What is the number of lines in the entries that contain the word "initials"? Reply with that number only.
+++ Source material +++
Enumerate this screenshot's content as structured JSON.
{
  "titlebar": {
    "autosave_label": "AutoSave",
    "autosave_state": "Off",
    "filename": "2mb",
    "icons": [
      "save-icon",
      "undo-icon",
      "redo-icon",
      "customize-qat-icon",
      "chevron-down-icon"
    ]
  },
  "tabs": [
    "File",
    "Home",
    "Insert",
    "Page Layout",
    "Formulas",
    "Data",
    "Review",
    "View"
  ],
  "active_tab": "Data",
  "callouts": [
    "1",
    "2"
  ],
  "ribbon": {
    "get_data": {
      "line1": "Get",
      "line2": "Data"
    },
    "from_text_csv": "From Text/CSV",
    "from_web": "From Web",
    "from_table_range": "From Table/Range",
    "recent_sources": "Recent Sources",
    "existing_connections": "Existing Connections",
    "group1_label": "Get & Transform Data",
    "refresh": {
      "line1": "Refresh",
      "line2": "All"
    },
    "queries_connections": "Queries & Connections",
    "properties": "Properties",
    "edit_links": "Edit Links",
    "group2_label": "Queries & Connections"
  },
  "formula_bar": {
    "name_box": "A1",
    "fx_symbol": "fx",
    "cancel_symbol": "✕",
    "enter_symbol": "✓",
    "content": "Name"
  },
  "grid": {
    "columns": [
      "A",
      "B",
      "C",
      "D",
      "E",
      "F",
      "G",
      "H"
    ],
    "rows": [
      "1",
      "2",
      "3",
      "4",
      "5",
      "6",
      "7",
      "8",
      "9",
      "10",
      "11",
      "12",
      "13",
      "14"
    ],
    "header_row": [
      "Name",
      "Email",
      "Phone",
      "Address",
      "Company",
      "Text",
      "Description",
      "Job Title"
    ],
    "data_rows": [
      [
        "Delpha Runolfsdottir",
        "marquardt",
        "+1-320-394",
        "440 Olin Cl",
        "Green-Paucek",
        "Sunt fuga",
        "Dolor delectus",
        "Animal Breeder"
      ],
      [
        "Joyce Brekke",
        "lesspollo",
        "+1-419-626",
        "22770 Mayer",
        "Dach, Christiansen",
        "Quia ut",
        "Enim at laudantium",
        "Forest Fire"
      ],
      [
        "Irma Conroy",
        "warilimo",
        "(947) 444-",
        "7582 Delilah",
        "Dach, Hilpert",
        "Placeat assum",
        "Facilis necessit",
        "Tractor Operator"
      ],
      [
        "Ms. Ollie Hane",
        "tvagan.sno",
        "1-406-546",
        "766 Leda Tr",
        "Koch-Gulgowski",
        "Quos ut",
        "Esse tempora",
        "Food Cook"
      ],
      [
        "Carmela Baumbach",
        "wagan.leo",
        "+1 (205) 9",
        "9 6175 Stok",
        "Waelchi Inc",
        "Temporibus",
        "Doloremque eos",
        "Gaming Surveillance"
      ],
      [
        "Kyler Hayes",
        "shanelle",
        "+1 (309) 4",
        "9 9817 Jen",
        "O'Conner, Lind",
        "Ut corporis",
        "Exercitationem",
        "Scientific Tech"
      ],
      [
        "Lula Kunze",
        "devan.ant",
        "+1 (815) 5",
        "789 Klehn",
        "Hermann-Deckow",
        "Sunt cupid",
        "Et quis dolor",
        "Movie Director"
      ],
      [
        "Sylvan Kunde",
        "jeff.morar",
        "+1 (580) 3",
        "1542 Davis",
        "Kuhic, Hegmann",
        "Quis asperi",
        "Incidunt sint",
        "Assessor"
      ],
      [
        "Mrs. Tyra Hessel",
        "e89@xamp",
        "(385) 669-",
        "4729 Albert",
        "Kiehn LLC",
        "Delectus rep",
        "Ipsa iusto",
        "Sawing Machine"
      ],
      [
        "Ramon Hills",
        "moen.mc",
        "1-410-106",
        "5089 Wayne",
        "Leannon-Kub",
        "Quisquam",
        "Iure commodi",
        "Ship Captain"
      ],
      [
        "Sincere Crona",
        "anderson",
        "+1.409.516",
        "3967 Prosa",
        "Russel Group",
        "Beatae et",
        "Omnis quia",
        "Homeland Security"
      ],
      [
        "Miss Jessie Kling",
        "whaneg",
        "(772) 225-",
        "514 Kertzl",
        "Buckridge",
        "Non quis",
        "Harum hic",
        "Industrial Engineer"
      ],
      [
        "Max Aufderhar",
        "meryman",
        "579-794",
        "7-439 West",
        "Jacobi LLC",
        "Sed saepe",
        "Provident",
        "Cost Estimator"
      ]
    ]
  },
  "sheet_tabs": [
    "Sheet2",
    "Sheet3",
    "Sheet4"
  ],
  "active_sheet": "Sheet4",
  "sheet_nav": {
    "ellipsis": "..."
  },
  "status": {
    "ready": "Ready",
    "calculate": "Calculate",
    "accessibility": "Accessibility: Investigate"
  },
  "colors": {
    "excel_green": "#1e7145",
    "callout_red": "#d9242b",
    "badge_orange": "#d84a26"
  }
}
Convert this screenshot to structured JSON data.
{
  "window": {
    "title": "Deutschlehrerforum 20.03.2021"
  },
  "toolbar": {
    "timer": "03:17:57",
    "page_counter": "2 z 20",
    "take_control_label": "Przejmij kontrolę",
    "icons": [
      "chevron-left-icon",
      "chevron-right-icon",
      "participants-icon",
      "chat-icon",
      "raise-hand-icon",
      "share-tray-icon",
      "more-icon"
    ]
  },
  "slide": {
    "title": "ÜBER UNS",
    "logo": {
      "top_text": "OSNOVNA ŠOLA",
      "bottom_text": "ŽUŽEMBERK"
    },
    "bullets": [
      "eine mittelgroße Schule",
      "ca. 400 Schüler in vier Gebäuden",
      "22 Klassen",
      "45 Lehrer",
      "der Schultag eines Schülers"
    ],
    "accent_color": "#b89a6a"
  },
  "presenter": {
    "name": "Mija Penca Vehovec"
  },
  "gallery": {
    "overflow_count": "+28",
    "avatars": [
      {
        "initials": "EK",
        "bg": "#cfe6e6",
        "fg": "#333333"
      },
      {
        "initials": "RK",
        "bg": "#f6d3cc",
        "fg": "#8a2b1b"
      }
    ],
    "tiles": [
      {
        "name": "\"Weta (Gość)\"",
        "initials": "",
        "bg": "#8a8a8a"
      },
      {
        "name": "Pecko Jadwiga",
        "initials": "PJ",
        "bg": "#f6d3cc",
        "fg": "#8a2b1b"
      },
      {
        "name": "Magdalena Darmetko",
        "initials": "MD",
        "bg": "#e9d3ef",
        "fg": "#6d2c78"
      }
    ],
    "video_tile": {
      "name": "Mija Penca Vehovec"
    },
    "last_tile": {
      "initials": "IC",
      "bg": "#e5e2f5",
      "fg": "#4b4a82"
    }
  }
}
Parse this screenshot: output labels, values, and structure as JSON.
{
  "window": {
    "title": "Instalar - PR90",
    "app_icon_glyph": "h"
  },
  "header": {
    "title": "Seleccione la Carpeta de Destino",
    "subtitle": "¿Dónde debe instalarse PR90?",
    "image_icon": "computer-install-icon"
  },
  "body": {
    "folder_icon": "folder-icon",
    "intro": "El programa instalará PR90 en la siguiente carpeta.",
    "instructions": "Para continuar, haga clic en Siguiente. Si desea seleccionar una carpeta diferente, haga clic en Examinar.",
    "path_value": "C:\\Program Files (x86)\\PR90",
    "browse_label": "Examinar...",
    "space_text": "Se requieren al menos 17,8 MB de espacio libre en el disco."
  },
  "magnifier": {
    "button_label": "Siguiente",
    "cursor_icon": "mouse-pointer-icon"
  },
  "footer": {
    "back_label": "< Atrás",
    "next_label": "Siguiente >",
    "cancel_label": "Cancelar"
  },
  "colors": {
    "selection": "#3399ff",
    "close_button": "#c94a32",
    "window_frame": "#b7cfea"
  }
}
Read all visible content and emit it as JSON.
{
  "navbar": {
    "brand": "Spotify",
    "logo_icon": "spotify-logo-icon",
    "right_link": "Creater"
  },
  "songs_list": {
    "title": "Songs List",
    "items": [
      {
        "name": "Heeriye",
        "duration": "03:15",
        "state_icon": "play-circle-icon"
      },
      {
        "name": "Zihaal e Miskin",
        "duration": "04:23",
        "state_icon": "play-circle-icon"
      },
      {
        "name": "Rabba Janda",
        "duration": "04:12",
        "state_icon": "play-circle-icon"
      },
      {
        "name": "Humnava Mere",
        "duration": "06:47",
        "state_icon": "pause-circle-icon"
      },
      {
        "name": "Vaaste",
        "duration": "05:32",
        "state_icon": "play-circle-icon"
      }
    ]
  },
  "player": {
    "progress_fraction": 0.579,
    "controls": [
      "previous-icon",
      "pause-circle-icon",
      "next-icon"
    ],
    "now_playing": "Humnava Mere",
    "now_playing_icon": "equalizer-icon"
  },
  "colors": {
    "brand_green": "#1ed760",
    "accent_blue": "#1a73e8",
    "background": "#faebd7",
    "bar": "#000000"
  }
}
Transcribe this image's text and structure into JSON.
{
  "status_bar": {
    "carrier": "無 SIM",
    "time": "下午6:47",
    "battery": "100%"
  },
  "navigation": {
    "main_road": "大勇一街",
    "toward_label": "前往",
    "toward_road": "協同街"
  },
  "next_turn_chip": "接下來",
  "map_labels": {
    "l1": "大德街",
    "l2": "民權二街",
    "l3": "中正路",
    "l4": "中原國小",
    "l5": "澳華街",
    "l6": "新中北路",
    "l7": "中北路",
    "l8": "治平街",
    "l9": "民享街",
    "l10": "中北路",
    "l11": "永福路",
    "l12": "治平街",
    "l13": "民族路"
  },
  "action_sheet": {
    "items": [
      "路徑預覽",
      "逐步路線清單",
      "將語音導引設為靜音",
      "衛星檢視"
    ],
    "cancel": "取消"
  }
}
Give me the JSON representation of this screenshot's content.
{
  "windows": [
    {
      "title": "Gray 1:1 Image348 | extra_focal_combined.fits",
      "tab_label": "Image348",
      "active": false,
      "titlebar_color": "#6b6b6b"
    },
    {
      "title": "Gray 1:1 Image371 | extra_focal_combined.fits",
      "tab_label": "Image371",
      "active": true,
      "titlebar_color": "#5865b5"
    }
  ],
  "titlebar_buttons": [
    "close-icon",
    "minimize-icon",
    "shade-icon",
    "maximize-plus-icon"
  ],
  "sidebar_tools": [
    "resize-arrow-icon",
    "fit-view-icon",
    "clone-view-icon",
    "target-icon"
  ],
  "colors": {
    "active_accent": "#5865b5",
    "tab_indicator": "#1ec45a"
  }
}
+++
- Solved problem: 6